▶ **What is being asked**: Find the lines in these entries that include the word "accent" and state how many there are, with no other words.

▶ **Records**:

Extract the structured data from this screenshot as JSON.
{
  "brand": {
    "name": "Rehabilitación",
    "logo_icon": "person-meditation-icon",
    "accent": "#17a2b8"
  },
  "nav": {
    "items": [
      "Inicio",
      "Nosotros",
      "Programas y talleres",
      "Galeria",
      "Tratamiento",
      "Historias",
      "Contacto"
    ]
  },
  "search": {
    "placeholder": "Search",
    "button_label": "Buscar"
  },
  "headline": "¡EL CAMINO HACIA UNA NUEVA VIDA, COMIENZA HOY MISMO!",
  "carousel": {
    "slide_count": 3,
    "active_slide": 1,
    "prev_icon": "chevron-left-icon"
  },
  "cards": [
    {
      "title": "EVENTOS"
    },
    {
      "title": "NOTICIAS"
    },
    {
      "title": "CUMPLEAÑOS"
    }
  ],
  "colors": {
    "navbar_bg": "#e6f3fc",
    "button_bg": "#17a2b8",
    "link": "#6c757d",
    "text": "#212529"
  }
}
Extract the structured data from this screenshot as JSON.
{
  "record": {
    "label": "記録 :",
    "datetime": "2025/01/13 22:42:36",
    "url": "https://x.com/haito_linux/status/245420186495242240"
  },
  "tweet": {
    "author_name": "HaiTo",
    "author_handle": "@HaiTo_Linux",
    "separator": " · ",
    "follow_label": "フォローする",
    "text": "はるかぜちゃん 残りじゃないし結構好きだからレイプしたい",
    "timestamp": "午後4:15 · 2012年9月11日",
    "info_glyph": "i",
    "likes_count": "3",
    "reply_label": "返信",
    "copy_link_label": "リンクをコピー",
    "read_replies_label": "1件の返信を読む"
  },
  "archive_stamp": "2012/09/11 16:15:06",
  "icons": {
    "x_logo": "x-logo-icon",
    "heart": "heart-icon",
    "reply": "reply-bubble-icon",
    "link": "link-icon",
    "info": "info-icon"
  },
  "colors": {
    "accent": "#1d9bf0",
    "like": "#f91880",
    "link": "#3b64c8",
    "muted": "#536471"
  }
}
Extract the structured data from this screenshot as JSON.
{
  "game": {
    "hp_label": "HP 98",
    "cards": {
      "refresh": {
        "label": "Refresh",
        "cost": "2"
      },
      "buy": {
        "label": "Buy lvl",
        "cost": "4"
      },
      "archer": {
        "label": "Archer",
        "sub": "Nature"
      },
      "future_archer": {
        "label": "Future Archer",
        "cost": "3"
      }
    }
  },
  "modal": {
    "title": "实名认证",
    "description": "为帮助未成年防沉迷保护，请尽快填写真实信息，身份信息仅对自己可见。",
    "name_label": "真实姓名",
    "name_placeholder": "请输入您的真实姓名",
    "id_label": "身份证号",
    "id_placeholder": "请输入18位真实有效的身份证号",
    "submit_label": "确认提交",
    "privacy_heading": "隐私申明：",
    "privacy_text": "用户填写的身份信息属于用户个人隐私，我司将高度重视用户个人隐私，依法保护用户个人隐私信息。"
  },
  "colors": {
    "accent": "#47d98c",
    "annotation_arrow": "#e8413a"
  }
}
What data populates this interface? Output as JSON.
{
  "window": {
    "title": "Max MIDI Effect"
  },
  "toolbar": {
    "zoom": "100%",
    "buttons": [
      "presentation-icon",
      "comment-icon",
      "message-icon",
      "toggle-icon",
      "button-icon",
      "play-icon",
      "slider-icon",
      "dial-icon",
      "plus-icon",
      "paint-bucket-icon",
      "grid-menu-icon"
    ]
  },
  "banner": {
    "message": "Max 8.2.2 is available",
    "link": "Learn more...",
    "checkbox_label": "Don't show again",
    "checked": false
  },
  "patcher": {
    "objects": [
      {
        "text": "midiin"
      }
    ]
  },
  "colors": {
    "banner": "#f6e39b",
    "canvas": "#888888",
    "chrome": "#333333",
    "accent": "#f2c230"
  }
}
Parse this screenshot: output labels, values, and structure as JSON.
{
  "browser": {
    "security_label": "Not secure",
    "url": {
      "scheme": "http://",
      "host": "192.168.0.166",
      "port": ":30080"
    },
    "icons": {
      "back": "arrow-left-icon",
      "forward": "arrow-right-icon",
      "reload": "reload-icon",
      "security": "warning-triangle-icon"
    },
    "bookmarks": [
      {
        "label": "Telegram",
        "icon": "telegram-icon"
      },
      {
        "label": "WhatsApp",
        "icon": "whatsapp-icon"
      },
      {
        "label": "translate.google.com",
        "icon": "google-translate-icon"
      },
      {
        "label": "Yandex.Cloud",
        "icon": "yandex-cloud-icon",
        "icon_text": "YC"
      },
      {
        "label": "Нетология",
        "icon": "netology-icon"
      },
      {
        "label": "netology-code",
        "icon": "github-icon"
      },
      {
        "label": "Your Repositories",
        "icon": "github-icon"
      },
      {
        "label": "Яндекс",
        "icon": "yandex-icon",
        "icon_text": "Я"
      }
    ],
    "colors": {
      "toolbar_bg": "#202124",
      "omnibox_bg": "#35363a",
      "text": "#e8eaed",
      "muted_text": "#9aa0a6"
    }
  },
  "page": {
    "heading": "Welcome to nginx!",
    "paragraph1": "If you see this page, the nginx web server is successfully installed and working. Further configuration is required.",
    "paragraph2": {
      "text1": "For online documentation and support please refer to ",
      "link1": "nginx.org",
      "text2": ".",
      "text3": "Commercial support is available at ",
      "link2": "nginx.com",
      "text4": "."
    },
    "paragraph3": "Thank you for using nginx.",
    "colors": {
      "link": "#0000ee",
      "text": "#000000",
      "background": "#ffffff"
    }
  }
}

▶ **Your response**: 4